> **Exercise directions**
Go through the entries and copy every line that has the string "label" in it.

Stored data Start Marker

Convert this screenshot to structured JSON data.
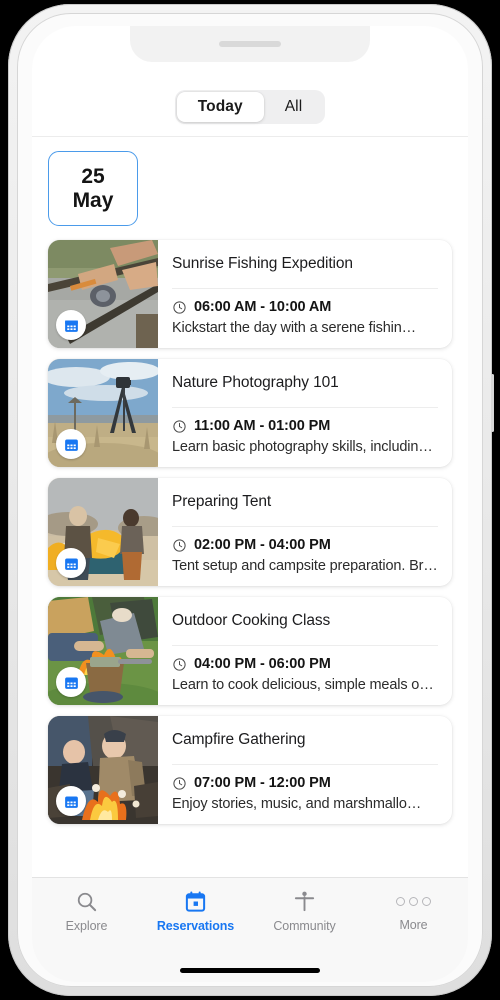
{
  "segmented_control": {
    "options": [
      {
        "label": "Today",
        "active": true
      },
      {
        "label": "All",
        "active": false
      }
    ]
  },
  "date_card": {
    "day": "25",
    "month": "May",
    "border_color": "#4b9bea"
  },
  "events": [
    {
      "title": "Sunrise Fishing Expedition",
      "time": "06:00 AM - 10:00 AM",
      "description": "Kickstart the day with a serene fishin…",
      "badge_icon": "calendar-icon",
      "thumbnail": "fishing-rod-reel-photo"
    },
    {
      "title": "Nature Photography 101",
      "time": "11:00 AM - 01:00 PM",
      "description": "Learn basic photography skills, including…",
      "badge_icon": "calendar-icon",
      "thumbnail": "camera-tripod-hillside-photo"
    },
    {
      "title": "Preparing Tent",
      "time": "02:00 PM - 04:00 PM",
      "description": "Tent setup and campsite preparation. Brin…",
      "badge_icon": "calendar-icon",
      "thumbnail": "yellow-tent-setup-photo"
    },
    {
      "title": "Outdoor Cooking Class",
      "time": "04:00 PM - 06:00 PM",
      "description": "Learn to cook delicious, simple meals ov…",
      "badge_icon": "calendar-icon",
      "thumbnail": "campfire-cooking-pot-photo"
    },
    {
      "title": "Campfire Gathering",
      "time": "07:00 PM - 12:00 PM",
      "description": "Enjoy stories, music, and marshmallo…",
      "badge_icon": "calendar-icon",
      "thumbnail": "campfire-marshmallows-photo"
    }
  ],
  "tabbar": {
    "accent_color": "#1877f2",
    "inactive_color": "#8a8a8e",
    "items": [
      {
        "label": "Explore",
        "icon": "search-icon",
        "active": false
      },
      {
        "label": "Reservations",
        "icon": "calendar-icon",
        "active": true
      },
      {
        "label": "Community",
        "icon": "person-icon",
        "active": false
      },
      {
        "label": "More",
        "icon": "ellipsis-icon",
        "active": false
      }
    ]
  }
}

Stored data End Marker

> **Result**
        "label": "Today",
        "label": "All",
        "label": "Explore",
        "label": "Reservations",
        "label": "Community",
        "label": "More",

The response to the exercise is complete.